**Task item**
Please return every line of the records that contains the word "Tools".

↓

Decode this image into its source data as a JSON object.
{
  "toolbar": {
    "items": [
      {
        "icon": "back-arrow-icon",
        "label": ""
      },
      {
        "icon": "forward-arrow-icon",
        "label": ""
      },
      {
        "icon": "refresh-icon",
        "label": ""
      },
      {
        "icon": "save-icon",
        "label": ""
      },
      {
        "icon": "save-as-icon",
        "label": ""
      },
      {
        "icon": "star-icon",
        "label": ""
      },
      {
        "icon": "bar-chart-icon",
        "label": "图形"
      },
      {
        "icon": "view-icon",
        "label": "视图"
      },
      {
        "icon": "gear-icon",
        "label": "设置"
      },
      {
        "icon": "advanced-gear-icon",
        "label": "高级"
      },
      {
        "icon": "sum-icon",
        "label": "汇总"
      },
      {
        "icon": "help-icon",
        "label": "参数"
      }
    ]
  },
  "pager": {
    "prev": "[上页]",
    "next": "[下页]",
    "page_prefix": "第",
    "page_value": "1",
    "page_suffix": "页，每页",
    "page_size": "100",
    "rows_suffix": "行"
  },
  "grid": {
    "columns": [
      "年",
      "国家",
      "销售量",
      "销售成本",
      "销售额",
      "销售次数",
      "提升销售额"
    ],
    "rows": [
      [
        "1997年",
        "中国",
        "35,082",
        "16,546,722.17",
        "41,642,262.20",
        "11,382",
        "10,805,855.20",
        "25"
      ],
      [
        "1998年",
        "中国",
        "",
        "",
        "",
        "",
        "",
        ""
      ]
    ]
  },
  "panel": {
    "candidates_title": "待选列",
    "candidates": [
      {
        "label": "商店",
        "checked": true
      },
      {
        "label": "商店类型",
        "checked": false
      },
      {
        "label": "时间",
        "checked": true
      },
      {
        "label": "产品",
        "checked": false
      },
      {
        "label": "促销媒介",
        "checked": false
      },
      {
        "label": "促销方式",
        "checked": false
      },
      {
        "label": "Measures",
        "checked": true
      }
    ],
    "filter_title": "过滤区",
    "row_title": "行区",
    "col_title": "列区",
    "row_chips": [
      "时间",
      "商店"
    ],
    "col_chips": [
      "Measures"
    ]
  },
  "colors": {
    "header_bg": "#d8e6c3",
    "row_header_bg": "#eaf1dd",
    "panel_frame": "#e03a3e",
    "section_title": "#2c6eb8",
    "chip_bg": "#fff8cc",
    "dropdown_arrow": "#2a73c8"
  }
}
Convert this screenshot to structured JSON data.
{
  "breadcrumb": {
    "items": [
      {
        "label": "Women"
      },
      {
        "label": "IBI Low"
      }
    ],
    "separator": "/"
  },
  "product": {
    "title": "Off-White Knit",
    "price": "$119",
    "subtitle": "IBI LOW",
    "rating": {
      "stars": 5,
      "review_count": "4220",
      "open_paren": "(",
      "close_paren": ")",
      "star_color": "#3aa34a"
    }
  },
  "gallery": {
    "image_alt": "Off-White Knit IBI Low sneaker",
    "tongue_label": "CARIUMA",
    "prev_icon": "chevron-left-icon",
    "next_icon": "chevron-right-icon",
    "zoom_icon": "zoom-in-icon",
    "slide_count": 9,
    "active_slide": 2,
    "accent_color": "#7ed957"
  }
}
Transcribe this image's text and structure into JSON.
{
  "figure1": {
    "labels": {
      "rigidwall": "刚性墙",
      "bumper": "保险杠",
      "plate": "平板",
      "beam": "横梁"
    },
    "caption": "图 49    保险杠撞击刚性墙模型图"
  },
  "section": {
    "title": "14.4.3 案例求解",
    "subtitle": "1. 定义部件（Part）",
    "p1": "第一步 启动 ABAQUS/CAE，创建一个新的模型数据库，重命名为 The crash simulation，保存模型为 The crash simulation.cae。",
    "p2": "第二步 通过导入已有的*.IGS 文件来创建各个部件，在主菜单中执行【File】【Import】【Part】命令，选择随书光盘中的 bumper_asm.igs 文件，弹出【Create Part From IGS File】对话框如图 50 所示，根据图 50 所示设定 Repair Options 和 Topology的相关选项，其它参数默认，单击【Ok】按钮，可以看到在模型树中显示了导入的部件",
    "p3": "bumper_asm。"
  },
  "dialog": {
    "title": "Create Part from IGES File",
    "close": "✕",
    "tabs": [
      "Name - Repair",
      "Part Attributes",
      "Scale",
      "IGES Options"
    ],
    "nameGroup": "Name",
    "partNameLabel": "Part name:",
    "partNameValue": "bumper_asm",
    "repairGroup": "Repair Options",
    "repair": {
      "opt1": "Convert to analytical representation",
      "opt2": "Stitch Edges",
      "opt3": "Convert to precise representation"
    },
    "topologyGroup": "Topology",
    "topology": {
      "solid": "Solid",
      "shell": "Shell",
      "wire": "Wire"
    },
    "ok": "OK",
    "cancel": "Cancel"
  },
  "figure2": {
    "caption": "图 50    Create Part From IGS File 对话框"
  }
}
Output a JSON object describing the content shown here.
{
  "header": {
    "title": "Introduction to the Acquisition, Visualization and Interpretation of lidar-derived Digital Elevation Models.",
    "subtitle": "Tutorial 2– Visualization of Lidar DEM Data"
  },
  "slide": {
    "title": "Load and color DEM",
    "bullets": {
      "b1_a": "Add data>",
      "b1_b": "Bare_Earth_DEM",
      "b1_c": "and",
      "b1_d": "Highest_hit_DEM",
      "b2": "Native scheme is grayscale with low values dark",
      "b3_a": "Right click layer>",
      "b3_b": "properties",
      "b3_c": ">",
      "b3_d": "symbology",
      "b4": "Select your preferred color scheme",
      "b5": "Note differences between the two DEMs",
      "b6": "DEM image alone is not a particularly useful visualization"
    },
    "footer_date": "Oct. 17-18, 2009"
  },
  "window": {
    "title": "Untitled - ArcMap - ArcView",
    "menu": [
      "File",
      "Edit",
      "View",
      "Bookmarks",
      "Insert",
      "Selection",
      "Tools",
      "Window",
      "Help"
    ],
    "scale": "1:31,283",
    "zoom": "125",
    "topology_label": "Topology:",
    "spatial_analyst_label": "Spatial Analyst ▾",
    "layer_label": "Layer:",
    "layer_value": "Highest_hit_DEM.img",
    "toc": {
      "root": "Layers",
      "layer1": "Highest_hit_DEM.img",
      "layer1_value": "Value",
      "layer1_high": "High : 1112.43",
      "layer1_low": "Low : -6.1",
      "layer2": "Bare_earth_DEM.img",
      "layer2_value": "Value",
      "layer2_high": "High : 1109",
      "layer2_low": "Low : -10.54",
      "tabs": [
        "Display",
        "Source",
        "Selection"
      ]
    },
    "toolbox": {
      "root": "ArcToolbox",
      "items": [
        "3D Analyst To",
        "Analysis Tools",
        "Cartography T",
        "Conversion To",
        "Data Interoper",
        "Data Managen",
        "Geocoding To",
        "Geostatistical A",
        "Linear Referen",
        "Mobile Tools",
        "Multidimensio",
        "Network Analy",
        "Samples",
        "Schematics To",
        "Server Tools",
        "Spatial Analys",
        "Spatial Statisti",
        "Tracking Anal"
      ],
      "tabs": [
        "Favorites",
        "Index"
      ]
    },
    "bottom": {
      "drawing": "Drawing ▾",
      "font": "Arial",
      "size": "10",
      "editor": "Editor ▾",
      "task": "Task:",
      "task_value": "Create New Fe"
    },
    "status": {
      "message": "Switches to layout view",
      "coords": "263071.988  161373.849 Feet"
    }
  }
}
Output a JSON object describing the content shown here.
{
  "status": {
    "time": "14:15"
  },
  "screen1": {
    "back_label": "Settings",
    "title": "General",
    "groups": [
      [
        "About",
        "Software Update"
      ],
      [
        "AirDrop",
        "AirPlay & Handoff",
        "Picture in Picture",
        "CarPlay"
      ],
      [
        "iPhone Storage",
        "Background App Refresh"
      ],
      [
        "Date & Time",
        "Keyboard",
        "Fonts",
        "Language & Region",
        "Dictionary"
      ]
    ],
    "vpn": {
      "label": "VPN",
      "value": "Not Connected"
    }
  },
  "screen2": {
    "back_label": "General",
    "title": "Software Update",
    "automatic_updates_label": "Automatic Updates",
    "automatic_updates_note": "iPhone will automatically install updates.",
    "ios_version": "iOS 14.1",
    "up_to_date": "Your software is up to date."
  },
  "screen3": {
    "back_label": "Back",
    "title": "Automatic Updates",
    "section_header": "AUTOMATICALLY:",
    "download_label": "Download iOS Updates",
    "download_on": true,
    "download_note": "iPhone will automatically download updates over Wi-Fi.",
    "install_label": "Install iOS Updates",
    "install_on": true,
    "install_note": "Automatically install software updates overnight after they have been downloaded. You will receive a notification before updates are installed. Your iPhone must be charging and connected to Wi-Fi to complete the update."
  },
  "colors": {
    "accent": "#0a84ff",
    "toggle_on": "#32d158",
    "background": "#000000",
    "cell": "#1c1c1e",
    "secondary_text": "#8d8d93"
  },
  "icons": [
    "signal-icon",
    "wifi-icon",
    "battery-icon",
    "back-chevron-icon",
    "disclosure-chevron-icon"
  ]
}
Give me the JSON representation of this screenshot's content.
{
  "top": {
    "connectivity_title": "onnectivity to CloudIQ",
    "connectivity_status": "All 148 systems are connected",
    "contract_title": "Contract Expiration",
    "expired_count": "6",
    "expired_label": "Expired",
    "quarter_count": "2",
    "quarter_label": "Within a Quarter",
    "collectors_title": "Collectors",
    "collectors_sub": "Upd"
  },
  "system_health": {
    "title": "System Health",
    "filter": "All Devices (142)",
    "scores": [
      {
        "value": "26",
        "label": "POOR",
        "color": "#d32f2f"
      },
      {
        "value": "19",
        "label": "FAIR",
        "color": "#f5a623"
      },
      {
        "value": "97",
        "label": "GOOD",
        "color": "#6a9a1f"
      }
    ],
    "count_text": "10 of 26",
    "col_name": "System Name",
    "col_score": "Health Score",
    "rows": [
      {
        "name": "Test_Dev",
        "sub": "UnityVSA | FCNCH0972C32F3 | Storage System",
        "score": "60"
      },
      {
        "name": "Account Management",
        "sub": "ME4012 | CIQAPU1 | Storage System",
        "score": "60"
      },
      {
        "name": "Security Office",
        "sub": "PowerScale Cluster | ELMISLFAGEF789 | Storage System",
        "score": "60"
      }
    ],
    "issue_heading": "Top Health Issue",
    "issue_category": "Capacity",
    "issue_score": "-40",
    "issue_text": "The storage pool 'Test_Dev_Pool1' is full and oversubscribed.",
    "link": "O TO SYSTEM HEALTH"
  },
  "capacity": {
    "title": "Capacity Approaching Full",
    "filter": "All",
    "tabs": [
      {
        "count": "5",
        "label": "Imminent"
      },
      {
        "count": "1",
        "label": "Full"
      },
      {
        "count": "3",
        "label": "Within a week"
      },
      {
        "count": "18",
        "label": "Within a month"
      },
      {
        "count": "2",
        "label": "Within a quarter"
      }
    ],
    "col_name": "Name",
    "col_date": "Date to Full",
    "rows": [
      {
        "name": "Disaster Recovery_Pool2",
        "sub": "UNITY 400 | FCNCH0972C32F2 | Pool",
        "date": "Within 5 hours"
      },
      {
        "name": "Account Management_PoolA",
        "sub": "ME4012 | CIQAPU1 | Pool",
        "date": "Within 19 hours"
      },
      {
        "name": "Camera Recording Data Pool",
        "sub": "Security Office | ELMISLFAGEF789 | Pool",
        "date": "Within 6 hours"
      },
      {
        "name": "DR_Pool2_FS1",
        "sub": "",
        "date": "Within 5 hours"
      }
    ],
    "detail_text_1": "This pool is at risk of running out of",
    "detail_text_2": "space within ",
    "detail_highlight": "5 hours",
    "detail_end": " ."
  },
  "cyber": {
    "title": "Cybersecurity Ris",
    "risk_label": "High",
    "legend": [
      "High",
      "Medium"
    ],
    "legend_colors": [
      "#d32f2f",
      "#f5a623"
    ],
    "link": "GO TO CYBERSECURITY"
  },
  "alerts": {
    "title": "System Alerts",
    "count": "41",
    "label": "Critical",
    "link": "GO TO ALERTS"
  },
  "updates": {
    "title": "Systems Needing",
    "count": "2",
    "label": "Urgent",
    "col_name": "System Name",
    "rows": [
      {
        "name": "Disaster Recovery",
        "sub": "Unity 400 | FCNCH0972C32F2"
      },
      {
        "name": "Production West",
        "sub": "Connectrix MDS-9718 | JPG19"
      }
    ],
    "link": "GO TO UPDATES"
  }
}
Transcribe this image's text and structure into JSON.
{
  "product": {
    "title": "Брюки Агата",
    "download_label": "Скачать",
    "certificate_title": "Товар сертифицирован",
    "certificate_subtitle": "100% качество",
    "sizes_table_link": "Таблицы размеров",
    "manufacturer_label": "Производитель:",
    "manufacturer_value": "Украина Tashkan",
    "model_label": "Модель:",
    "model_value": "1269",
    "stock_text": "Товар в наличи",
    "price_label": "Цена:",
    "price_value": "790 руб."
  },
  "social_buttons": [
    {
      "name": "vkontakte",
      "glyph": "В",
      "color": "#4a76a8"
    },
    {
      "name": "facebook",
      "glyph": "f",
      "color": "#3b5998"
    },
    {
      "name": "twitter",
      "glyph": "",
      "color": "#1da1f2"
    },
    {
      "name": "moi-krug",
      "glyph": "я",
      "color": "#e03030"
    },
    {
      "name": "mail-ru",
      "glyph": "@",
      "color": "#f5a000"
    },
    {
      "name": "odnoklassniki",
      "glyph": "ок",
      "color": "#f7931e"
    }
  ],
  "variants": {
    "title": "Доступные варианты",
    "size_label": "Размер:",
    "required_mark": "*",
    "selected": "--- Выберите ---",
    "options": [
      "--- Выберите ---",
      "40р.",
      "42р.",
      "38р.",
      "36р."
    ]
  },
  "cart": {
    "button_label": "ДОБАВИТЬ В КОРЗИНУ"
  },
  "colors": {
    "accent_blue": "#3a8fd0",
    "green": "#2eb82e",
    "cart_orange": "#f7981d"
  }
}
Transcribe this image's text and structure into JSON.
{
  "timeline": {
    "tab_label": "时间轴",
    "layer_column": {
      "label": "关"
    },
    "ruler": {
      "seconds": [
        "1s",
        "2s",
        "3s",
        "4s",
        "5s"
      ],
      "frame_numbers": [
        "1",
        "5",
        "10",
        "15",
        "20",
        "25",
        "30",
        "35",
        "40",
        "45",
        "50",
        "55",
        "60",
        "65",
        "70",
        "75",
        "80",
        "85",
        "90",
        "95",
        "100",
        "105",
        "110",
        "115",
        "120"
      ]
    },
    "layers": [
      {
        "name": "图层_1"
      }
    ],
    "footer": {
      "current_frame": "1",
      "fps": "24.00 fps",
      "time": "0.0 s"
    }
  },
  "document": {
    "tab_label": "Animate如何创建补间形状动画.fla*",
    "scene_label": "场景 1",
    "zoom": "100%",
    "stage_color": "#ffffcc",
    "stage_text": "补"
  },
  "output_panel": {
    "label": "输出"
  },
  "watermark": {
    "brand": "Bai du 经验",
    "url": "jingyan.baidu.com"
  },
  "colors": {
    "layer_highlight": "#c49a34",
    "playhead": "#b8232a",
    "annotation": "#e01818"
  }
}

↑

**Response to the task**
      "Tools",
        "Analysis Tools",
        "Mobile Tools",
        "Server Tools",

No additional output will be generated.